TASK GOAL: Scan the entries line by line and return those with "分区助手专业版".

AVAILABLE DATA:
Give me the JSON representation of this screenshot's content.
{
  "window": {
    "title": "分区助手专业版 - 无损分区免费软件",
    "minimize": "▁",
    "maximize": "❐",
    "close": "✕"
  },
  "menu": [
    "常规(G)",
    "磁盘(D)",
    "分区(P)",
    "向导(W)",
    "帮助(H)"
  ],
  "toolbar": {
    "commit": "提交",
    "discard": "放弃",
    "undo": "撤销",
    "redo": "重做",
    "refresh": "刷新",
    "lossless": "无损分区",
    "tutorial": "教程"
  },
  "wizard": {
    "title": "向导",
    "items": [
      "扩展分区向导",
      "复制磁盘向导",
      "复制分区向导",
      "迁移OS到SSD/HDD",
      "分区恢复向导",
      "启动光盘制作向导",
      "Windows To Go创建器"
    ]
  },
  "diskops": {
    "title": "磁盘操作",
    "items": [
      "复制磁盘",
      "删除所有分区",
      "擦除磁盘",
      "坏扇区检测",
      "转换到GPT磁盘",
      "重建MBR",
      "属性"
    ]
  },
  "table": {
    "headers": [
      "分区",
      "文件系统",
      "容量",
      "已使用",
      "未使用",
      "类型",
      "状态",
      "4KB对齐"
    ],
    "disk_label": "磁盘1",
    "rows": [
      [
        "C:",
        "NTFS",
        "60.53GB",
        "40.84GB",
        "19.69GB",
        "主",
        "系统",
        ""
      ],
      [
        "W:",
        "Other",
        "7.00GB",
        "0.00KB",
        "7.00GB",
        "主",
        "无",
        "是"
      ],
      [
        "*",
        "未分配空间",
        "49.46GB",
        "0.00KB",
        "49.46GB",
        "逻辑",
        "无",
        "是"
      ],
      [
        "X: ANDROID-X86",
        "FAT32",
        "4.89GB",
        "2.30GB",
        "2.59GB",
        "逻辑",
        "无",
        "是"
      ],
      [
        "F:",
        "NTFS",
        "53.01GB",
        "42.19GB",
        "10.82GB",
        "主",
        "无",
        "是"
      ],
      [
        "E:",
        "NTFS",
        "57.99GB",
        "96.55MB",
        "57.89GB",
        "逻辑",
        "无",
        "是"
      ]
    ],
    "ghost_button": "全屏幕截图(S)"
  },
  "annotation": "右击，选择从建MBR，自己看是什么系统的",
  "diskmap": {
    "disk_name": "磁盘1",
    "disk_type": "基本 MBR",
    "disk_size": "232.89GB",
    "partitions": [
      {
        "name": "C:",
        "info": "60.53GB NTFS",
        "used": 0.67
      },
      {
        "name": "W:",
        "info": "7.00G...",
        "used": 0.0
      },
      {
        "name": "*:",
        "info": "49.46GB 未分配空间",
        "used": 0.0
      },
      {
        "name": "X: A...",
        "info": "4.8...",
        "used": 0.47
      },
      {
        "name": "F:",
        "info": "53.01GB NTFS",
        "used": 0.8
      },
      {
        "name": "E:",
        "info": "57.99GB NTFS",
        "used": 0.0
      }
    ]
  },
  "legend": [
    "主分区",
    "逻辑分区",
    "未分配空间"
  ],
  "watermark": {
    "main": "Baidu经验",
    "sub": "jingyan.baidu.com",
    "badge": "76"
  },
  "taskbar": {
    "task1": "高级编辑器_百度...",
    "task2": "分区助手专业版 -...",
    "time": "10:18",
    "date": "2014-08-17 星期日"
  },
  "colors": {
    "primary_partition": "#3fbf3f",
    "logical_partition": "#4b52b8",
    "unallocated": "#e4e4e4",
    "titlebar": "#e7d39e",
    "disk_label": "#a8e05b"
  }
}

OUTPUT OF THE TASK:
    "title": "分区助手专业版 - 无损分区免费软件",
    "task2": "分区助手专业版 -...",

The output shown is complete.